**What needs to be done:** Verbatim copy without pictures. Please print every entry as it stands.
_ _ _ _
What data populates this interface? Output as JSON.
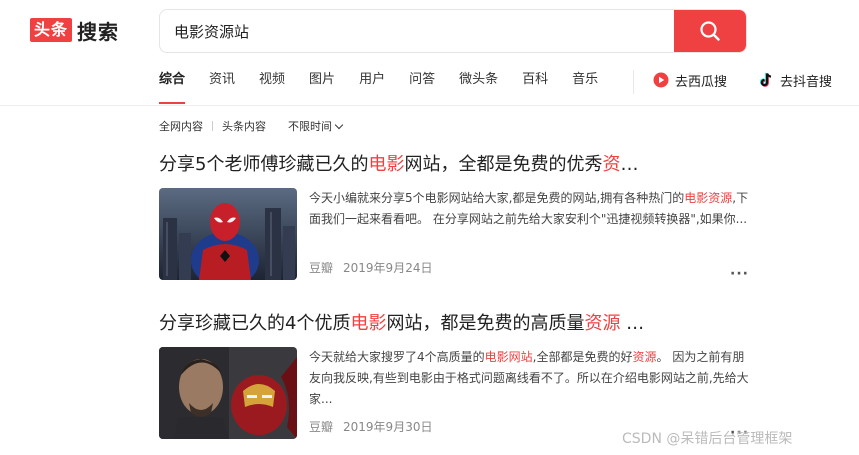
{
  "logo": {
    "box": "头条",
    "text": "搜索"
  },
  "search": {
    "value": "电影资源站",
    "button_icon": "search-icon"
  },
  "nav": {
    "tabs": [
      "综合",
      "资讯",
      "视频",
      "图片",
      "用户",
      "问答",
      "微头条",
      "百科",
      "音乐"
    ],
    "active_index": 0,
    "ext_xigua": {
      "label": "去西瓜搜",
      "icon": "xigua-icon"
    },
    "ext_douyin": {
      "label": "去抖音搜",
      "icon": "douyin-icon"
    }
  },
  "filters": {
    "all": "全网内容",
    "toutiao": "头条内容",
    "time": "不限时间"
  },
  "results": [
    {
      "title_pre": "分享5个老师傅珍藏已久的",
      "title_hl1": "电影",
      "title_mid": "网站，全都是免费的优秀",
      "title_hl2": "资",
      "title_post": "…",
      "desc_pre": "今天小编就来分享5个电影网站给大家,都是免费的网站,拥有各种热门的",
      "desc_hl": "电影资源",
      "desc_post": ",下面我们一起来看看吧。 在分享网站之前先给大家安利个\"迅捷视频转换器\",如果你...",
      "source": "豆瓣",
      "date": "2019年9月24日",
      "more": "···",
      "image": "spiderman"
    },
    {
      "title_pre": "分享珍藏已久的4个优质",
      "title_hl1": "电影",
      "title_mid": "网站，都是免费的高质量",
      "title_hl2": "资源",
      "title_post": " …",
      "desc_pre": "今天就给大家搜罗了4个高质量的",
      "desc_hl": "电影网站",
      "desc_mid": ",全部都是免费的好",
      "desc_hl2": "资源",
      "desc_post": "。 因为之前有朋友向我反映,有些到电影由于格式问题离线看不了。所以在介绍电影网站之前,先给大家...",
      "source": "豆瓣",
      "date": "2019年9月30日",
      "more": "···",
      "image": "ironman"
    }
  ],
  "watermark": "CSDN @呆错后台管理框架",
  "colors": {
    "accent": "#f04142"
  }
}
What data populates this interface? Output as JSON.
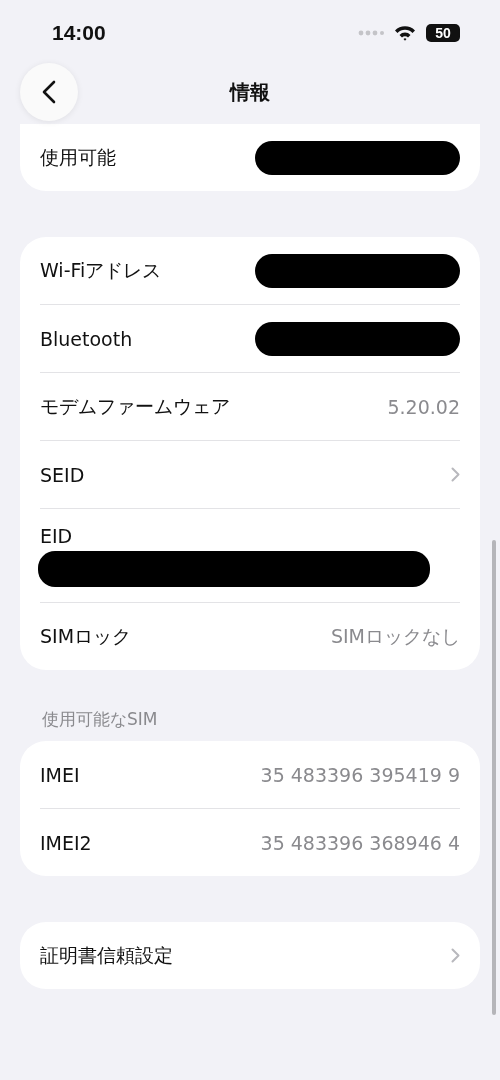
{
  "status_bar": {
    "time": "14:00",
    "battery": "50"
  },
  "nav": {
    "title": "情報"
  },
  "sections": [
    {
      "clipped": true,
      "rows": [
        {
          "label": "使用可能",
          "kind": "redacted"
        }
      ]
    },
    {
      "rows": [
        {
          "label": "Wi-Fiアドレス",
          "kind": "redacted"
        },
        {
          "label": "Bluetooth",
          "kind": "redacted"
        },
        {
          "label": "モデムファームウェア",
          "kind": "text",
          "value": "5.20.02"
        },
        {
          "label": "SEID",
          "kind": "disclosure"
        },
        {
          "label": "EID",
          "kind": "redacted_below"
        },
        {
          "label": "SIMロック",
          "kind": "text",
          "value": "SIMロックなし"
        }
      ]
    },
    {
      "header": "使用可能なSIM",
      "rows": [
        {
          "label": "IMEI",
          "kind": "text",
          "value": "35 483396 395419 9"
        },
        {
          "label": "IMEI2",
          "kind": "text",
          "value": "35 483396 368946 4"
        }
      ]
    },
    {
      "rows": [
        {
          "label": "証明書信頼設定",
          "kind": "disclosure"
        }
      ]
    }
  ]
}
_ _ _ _
**Output of the task:**
What data populates this interface? Output as JSON.
{
  "logo": {
    "box": "头条",
    "text": "搜索"
  },
  "search": {
    "value": "电影资源站",
    "button_icon": "search-icon"
  },
  "nav": {
    "tabs": [
      "综合",
      "资讯",
      "视频",
      "图片",
      "用户",
      "问答",
      "微头条",
      "百科",
      "音乐"
    ],
    "active_index": 0,
    "ext_xigua": {
      "label": "去西瓜搜",
      "icon": "xigua-icon"
    },
    "ext_douyin": {
      "label": "去抖音搜",
      "icon": "douyin-icon"
    }
  },
  "filters": {
    "all": "全网内容",
    "toutiao": "头条内容",
    "time": "不限时间"
  },
  "results": [
    {
      "title_pre": "分享5个老师傅珍藏已久的",
      "title_hl1": "电影",
      "title_mid": "网站，全都是免费的优秀",
      "title_hl2": "资",
      "title_post": "…",
      "desc_pre": "今天小编就来分享5个电影网站给大家,都是免费的网站,拥有各种热门的",
      "desc_hl": "电影资源",
      "desc_post": ",下面我们一起来看看吧。 在分享网站之前先给大家安利个\"迅捷视频转换器\",如果你...",
      "source": "豆瓣",
      "date": "2019年9月24日",
      "more": "···",
      "image": "spiderman"
    },
    {
      "title_pre": "分享珍藏已久的4个优质",
      "title_hl1": "电影",
      "title_mid": "网站，都是免费的高质量",
      "title_hl2": "资源",
      "title_post": " …",
      "desc_pre": "今天就给大家搜罗了4个高质量的",
      "desc_hl": "电影网站",
      "desc_mid": ",全部都是免费的好",
      "desc_hl2": "资源",
      "desc_post": "。 因为之前有朋友向我反映,有些到电影由于格式问题离线看不了。所以在介绍电影网站之前,先给大家...",
      "source": "豆瓣",
      "date": "2019年9月30日",
      "more": "···",
      "image": "ironman"
    }
  ],
  "watermark": "CSDN @呆错后台管理框架",
  "colors": {
    "accent": "#f04142"
  }
}
What data populates this interface? Output as JSON.
{
  "status_bar": {
    "time": "14:00",
    "battery": "50"
  },
  "nav": {
    "title": "情報"
  },
  "sections": [
    {
      "clipped": true,
      "rows": [
        {
          "label": "使用可能",
          "kind": "redacted"
        }
      ]
    },
    {
      "rows": [
        {
          "label": "Wi-Fiアドレス",
          "kind": "redacted"
        },
        {
          "label": "Bluetooth",
          "kind": "redacted"
        },
        {
          "label": "モデムファームウェア",
          "kind": "text",
          "value": "5.20.02"
        },
        {
          "label": "SEID",
          "kind": "disclosure"
        },
        {
          "label": "EID",
          "kind": "redacted_below"
        },
        {
          "label": "SIMロック",
          "kind": "text",
          "value": "SIMロックなし"
        }
      ]
    },
    {
      "header": "使用可能なSIM",
      "rows": [
        {
          "label": "IMEI",
          "kind": "text",
          "value": "35 483396 395419 9"
        },
        {
          "label": "IMEI2",
          "kind": "text",
          "value": "35 483396 368946 4"
        }
      ]
    },
    {
      "rows": [
        {
          "label": "証明書信頼設定",
          "kind": "disclosure"
        }
      ]
    }
  ]
}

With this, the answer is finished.